Need a renaissance man? Grammy-winning vocalist and instrumentalist, hit songwriter and producer, acclaimed photographer, writer-journalist - and Hollywood Hillbilly - that's Marty Stuart.
Newly inducted into the Mississippi Musicians Hall of Fame, Stuart tallied hits on major labels and crafted such ambitious projects as his critically acclaimed concept album The Pilgrim.
"My bedrock is all of the above, and what I'm doing at the moment," explains Stuart, whose state of the art moment is now writing songs. Although The Pilgrim didn't climb into the upper reaches of the charts, the ambitious effort earned two Grammy nominations and led him into new avenues of creativity. "I knew that was a commercial disaster" he says, "but I knew I had to do it because it would pull back in some of the credibility I had squandered. After that album, I made a conscience call . . . and wiped the board completely clean."
Marty and his wife, Grand Ole Opry great Connie Smith, then headed to Hawaii for a month. "When I came back and started following my heart, it turned into the busiest and most productive period of my life," notes Stuart. "You find out how much fire you've got left and where it really burns."
Recent creative highlights include scoring the Billy Bob Thornton movie All The Pretty Horses, writing and performing the end-title ballad and producing the soundtrack CD, which earned a Golden Globe nomination. He also worked with Faye Dunaway on music for her short film production of Tennessee Williams's Yellow Bird.
As a producer, Stuart has collaborated on two albums with Thornton. "We have that southern connection," advises Marty. "He's a man of vision and integrity. He fights, and lives and breathes for the same principles in Hollywood that I love here."
Marty's TV credits run from A&E's Biography to Austin City Limits. Journalist Marty has graced the pages of the prestigious Oxford American while photographer Marty has shot engaging images for books, magazines, album covers and gallery exhibitions. And songwriter Stuart has won numerous BMI Awards.
A leading historian of country music, Marty serves as President of the Country Music Foundation, and applauds the opening of Nashville's new Country Music Hall of Fame, which contains artifacts from his own collection.
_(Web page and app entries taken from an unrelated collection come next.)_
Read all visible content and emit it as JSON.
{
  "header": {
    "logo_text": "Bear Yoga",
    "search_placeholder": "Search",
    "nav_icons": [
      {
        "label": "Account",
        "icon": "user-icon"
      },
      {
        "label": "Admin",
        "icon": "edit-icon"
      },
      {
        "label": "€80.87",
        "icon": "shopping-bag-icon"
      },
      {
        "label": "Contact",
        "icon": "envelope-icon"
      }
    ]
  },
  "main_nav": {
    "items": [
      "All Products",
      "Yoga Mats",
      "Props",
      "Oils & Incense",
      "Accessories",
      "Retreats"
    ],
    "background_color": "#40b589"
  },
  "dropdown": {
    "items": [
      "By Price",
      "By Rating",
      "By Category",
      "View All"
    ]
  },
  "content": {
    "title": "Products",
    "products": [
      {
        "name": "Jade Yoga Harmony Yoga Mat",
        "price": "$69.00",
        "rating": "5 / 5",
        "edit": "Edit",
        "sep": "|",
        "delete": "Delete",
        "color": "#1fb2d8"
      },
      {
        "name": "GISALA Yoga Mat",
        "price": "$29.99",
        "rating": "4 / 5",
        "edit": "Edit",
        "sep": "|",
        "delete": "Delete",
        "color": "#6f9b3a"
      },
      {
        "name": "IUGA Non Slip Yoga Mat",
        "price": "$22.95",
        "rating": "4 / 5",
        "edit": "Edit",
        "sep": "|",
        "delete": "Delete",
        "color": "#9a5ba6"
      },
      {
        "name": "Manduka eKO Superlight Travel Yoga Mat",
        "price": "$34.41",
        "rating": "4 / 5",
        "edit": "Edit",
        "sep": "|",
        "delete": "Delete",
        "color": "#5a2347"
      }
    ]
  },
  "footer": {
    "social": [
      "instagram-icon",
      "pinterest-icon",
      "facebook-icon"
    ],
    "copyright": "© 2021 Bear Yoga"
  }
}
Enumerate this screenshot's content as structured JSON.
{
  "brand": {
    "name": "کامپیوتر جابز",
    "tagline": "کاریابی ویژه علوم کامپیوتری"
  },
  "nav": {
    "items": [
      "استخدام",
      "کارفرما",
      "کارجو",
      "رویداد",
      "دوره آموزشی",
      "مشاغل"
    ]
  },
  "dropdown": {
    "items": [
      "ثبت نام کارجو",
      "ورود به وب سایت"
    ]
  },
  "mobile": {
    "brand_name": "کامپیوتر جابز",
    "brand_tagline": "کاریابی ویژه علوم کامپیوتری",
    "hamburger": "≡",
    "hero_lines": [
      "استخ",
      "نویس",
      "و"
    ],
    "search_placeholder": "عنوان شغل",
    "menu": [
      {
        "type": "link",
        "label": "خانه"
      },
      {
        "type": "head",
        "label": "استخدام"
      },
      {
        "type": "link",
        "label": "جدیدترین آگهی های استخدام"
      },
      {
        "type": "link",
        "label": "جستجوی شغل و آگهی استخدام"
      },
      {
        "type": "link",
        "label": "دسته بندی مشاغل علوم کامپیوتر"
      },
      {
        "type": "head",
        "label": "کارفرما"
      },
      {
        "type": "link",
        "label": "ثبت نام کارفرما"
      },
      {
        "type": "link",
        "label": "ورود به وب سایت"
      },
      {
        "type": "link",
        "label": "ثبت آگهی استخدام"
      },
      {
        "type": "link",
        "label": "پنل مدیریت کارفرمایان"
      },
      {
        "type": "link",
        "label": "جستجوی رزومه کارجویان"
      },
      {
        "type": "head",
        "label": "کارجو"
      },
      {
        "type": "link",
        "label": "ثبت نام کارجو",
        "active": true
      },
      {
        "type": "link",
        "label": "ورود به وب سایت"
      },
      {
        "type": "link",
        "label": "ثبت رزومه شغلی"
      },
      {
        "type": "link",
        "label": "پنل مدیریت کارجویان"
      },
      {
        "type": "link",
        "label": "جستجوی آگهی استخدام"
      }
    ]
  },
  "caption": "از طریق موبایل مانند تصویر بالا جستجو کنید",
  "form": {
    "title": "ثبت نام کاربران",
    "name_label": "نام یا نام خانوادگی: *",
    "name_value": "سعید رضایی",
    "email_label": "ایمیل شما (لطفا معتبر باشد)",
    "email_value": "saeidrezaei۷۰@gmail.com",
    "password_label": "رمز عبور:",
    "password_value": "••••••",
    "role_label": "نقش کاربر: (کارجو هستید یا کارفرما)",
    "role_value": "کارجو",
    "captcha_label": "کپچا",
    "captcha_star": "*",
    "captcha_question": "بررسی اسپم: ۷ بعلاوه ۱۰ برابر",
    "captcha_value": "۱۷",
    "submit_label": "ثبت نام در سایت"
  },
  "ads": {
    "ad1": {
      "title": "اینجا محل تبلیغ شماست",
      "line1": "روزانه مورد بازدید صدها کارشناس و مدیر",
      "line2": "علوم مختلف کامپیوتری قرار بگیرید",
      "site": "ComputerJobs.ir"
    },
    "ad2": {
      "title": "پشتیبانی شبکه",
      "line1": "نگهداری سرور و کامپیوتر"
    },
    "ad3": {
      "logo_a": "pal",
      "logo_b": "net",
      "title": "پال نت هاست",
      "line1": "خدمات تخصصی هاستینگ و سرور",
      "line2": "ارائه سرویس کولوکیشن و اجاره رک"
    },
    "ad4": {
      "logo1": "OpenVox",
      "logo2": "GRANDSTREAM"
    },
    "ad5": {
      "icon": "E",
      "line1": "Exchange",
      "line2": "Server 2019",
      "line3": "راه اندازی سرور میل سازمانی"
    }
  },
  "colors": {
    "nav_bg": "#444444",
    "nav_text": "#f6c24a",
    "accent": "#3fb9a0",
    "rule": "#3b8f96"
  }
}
The multi-talented minstrel, who started touring at age 13 playing mandolin for Lester Flatt, appears destined to one day become a member of that elite group of country greats.
"When it's all said and done," he observes, "that's where we want to be. That's where our treasures go and our legacy lives."